A Small Wonder That Makes Us Wonder

There is a fascinating little plant, just emerging now in the early days of spring, that is a marvel of evolution. It is also one of our favorite native ground covers for shade.

Asarum canadense, Wild Ginger, is native to shady forests from Northern Canada all the way south to Georgia and west to the Dakotas. It has beautiful leaves that grow in pairs like rounded hearts. It grows very close to the ground, never more than 3 or 4 inches high, and it forms lush mats that densely cover a slowly expanding area. It spreads about 6 inches in each direction every year.

Wild Ginger and Trout Lily hug the ground in a shady spot

Underneath the pretty leaves, Wild Ginger hides its secret flowers. There are lots of flowers, but you have to get down low and push aside the leaves to find them. The flower stems and leaf stalks (petioles) are covered with downy hairs that give them a furry appearance. The flowers are purplish brown, with 3 pointed petals that open to a little cup where the stamens with pollen are hidden.

Wild ginger flowers hide under the leaves
Stamens with pollen are tucked inside the flower

Botanists believe that Wild Ginger evolved with its flowers right next to the ground to attract early-season flies as pollinators. Flies emerge from the ground looking for carrion. They promptly find the brownish flowers of Wild Ginger right on the ground and crawl inside. There they hide from rain and the cold nights of early spring, snuggling into the cup-like flowers and accidentally collecting pollen on their bodies that will be transferred to the next flower they visit.

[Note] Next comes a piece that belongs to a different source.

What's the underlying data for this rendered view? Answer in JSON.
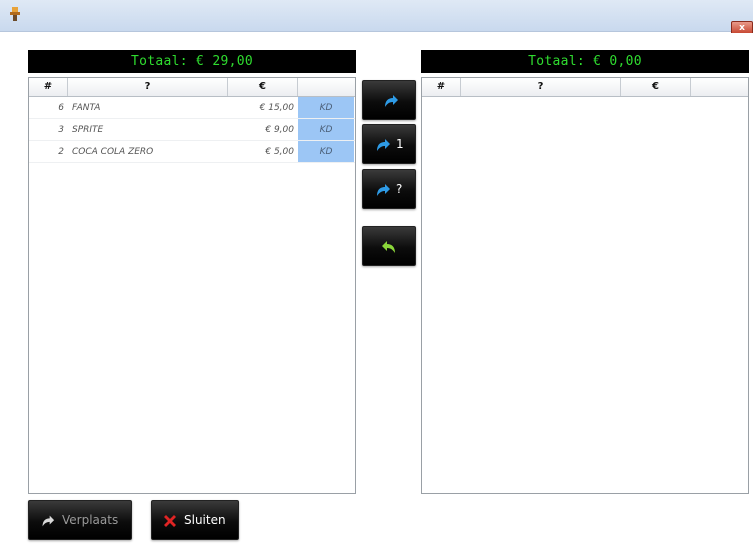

Seeds develop in the pollinated flowers, and when they ripen, they are discovered by ants. The seeds have oily little appendages that are nutritious and delicious to ants who carry them off to their colonies. The ants eat the oily part, but abandon the seeds to germinate. Not only are the seeds protected this way from seed-eating animals, but they are effectively planted by the ants.

Wild ginger growing under a cherry tree
Did ants carry Asarum seeds up into the crook of the tree?

Wild Ginger is in the same botanical family, Aristolochiacea, as our native Pipevine, the host plant for the gorgeous Pipevine Swallowtail butterfly, and many experts believe that Wild Ginger is an alternate host plant for the Pipevine Swallowtail caterpillar.

Wild ginger does indeed taste like ginger, though eating much of it may be toxic and is not recommended. Indigenous Americans dried the tubers and ground them as a spice. Early colonists boiled the tubers with sugar water, making something like candied ginger and then used the cooking liquid as a syrup. Both groups used the plant as a poultice to treat wounds, and modern research has confirmed the presence of two antibiotic compounds in the plant.

Today, we know Asarum canadense best as a fantastic shade ground cover. It preserves soil moisture and suppresses weeds all summer. It is deciduous, so it uncovers bare ground for the winter, which benefits ground-nesting native bees, flies, and beetles. As a garden plant, it is absolutely gorgeous in combination with ferns and shade-loving grasses. It is ideal under trees and shrubs, as well as in wooded areas, and eliminates the need for mulch. Deer completely ignore it.

Wild Ginger with Maidenhair Fern and Bunny Blue sedge

So, this amazing plant evolved offering shelter to the little flies that pollinate it, feeding the ants that protect and distribute its seeds, and hosting caterpillars that turn into beautiful butterflies that pollinate other plants. It healed the wounds and spiced the food of the earliest humans on this continent. It is beautiful, and perfectly adapted to our climate. It is not difficult to grow, and it does exactly what we want our ground covers to do. It belongs here in every sense of the word. Wild Ginger is a perfect example of the benefits of native plants.

Why, then, do we see so much pachysandra, ivy, vinca, wintercreeper, and other non-native ground covers escaping suburban yards to infest our woodlands, suppress native plants, diminish food sources, and even pull down our trees? Why would we choose those imported plants when the perfect plant always has been right here?

We can’t help but wonder.

Pachysandra and vinca destroying forest